This Selected Issues paper analyzes saving to understand history and identify the drivers in Malaysia. IMF analysis suggests that Malaysia’s current account (CA) surplus is higher than warranted by medium-term fundamentals and desired policies. The changes in the corporate saving rate almost entirely reflect the changes within each group of firms of similar size or age. Leveraging firm-level data for listed firms, the paper focuses on the contribution to the CA surplus of private non-financial corporations. The trend analysis indicates a high dependence of listed firms in Malaysia on internal funds (savings) to finance their investments or, equivalently, a lower dependence on external funds.
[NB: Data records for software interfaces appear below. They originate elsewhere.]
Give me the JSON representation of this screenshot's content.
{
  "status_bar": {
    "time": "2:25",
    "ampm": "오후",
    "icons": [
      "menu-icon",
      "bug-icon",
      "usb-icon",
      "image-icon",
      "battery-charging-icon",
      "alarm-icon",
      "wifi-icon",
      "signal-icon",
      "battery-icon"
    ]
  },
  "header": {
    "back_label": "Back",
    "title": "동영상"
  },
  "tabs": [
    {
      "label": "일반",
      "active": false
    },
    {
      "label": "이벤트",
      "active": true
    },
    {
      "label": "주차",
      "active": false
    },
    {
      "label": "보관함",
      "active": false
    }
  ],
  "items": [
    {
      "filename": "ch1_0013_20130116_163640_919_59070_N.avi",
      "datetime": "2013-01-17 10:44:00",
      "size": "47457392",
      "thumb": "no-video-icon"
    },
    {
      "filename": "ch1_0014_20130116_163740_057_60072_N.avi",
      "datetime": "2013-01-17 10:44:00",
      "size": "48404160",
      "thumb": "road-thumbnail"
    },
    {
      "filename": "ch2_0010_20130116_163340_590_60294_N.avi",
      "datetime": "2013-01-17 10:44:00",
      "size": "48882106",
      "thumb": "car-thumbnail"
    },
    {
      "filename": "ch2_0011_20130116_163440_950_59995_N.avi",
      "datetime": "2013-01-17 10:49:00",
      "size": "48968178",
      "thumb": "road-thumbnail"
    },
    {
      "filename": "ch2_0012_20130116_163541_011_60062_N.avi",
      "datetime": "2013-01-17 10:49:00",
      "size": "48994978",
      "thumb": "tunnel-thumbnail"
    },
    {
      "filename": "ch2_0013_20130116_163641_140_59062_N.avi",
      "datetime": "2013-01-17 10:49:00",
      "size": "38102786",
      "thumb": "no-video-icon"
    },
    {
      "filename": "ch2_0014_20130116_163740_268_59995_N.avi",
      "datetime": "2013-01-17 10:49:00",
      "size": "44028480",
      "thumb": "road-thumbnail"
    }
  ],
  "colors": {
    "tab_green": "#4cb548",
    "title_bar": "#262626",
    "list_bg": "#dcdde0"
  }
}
The results suggest that relaxing firms’ external financing constraints and lifting productivity growth could help encourage investment and reduce excess corporate saving. The regression results show that the transaction cost and precautionary saving motives, as well as their interaction with external financing dependence, could play an important role in explaining corporate net saving.
Sandile Hlatshwayo, Anne Oeking, Mr. Manuk Ghazanchyan, David Corvino, Ananya Shukla, and Mr. Lamin Y Leigh
Corruption is macro-relevant for many countries, but is often hidden, making measurement of it—and its effects—inherently difficult. Existing indicators suffer from several weaknesses, including a lack of time variation due to the sticky nature of perception-based measures, reliance on a limited pool of experts, and an inability to distinguish between corruption and institutional capacity gaps. This paper attempts to address these limitations by leveraging news media coverage of corruption. We contribute to the literature by constructing the first big data, cross-country news flow indices of corruption (NIC) and anti-corruption (anti-NIC) by running country-specific search algorithms over more than 665 million international news articles. These indices correlate well with existing measures of corruption but offer additional richness in their time-series variation. Drawing on theory from the corporate finance and behavioral economics literature, we also test to what extent news about corruption and anti-corruption efforts affects economic agents’ assessments of corruption and, in turn, economic outcomes. We find that NIC shocks appear to negatively impact both financial (e.g., stock market returns and yield spreads) and real variables (e.g., growth), albeit with some country heterogeneity. On average, NIC shocks lower real per capita GDP growth by 3 percentage points over a two-year period, illustrating persistence in the effect of such shocks. Conversely, there is suggestive evidence that anti-NIC efforts appear to have a sustained positive macro impact only when paired with meaningful institutional strengthening, proxied by capacity development efforts.
Mr. Julian T Chow, Ms. Florence Jaumotte, Mr. Seok G Park, and Ms. Yuanyan S Zhang
The recent strong, sustained appreciation of the U.S. dollar raises questions about possible financial spillover effects for emerging markets and developing countries. This report finds that, unlike past episodes, emerging markets’ vulnerability has improved along a number of dimensions, though some risks persist (as identified in this report).
Mr. Julian T Chow
In recent years, firms in emerging market countries have increased borrowing, particularly in foreign currency, owing to easy access to global capital markets, prolonged low interest rates and good investment opportunities. This paper discusses the trends in emerging market corporate debt and leverage, and illustrates how those firms are vulnerable to interest rate, exchange rate and earnings shocks. The results of a stress test show that while corporate sector risk remains moderate in most emerging economies, a combination of macroeconomic and financial shocks could significantly erode firms’ ability to service debt and lead to higher debt at risk, especially in countries with high shares of foreign currency debt and low natural hedges.